A teaching union in Northern Ireland is calling for urgent action over the impact of modern technology on children’s ability to learn at school. The Association of Teacher and Lecturers (ATL) claim that gaming reduces children’s ability to socialise or concentrate properly.
However a recent study by Robert Weis and Brittany Cerankosky (2010) found no support for this belief. This well-designed study of boys aged 6-9 years found that children playing video games were worse off academically but this was simply because they spent time playing games rather than doing their homework.
The study was a randomised control trial. Families were selected who did not have a video-game system already and the child had no history of developmental, behavioural, medical, or learning problems. The boys were given various tests to measure their cognitive abilities (memory, concentration and problem-solving) and were randomly assigned to either a control group (no video games console) or the experimental group who got the video games console.

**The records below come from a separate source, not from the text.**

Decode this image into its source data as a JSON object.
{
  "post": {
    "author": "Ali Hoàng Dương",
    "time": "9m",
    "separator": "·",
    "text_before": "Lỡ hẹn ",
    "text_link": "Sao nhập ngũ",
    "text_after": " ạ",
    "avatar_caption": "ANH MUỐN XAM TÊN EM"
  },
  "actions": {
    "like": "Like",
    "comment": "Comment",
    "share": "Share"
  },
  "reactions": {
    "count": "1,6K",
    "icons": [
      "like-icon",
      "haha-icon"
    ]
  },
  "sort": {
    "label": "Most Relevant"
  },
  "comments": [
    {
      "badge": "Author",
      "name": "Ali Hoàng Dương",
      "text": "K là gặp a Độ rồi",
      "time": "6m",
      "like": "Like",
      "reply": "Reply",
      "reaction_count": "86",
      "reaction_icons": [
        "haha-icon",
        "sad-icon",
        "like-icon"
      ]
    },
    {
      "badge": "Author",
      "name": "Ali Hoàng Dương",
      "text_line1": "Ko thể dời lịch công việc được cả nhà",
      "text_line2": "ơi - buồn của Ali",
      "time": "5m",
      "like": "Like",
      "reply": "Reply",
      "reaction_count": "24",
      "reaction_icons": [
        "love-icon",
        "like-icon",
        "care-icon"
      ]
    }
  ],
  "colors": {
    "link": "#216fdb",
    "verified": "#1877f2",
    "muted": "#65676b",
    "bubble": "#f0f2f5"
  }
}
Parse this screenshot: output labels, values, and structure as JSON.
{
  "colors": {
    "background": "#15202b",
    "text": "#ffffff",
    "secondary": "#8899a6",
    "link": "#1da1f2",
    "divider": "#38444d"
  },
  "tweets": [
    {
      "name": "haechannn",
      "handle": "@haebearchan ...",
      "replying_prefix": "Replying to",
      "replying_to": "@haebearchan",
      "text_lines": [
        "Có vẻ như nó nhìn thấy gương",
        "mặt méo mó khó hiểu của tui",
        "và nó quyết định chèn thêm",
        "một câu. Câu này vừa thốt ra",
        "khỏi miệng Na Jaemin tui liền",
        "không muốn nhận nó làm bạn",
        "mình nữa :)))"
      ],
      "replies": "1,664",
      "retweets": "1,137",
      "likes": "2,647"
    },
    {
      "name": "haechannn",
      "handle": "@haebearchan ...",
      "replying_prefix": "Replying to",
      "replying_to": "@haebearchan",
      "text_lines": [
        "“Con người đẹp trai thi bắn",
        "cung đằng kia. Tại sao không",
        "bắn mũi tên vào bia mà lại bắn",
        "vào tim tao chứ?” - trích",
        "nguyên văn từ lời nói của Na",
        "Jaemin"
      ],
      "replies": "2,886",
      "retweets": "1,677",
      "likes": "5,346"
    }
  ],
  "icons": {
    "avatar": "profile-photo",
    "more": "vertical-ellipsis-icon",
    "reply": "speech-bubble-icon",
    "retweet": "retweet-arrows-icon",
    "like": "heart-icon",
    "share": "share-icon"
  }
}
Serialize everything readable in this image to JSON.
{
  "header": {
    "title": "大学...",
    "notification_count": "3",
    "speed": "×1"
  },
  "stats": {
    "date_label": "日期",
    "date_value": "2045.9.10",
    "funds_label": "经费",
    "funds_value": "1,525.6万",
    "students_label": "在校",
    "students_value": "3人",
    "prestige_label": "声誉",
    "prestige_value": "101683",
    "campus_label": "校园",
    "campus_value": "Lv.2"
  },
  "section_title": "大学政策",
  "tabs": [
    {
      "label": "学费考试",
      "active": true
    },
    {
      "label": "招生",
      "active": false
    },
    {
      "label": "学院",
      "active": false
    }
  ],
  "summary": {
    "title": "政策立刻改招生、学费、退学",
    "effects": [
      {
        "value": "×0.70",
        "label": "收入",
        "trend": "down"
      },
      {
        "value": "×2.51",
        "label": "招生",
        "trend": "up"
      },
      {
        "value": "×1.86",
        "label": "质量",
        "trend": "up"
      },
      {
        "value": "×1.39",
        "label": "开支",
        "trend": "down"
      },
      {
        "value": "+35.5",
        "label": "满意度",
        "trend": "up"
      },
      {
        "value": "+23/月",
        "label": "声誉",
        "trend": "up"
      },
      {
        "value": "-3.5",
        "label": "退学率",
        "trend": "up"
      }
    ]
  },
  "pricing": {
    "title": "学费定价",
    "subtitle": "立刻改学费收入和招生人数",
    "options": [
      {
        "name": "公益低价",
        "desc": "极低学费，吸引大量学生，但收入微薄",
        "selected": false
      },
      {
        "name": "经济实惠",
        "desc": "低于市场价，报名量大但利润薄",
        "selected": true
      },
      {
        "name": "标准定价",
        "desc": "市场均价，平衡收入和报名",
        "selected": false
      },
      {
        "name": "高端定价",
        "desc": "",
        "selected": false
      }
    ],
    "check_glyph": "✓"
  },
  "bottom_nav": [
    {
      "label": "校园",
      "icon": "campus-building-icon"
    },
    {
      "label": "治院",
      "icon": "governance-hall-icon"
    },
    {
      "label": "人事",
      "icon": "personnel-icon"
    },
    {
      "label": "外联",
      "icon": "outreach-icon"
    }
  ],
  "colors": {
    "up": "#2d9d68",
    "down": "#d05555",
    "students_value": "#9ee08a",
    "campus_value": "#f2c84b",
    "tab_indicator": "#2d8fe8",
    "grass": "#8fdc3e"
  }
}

Four months later the experimental group were not doing as well at school – they had lower reading and writing scores and greater teacher-reported academic problems than control group. However their cognitive performance was unaffected. The observed academic changes were simply due to the fact that the experimental group spent more time playing video games and less time engaged in after-school academic activities than control children. This shows that video gaming does not change mental abilities directly – it doesn’t ‘rot the mind’.